“That’s the only way I think,” Nagy said. “Ever.”

He knows the Bears rank 29th in total yardage, 26th in scoring and can’t make headway via the air or ground. He knows few quarterbacks are less trustworthy than Mitch Trubisky. He knows his team scored a legitimate 20 points just twice in the first eight games.

It isn’t that he’s naïve or foolish. It’s that his confidence is runs deeper than just smiling in press conferences. Nagy will not allow the pounding of repeated failures to wear him down.

“When it doesn’t happen, it’s hard,” he said. “That part’s frustrating.

“But just because of our record, and just because of what has happened these first eight weeks — I’ll never let that affect the way I feel. And then I try to portray that to everybody else and let them know. And if there is any [sense that] you don’t have that mentality, that’s not gonna work really well with this team.”

It’s been more than a month of Nagy starting his day with that thought only to watch the offense implode once again. But if he’s ever going to be right, if the Bears are ever going to experience a breakthrough, this is the week for it.

There’s common ground between Nagy and Lions coach Matt Patrica. Both are struggling horribly at their supposed specialty.

The only team worse defensively than the Lions is Cincinnati, which doesn’t even count.

Detroit is allowing 27.1 points per game. Twenty-seven. Let your imagination wander for a moment to the fantasy of the Chicago Bears scoring 27 points in 2019.

The Lions gave up 99 points over their last three games. They can’t stop the run or the pass, ranking bottom-six defensively in both. They have three interceptions this season, don’t get many sacks (one every 23.4 drop-backs) and they give away third-down conversions like free samples at Costco.

They’re depleted at safety after trading Quandre Diggs last month and ruling out Miles Killebrew and Tracy Walker this week with injuries.

That’s exactly the medicine for what ails the Bears.

And don’t dismiss what a nice afternoon offensively would do for this team, even against the Lions. There’s a cloud over the locker room because both the offense and defense know that only one side is doing its job, and there’s only so long it can sit hang before it bursts into a downpour.
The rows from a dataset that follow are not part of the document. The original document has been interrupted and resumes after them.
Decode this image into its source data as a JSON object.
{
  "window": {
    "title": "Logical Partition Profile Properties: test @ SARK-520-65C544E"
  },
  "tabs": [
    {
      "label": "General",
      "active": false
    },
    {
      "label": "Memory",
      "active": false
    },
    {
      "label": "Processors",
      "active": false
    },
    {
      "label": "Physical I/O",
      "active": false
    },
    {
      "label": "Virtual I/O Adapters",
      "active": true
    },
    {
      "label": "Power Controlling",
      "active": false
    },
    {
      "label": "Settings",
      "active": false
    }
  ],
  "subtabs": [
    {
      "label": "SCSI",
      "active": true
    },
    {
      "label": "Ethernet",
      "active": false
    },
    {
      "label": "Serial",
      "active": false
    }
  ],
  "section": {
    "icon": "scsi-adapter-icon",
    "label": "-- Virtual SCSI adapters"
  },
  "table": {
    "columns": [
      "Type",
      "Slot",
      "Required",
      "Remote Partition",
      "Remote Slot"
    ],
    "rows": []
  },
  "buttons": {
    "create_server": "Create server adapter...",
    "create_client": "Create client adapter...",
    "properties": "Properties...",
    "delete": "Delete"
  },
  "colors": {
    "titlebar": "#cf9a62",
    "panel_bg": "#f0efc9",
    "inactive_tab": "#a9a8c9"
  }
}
But an outburst by the offense and a win — it’d be the Bears’ first since Sept. 29 — would change everything. At minimum, it would brighten the mood at Halas Hall and remind the team what confidence feels like as it attempts the near-impossible task of saving this season.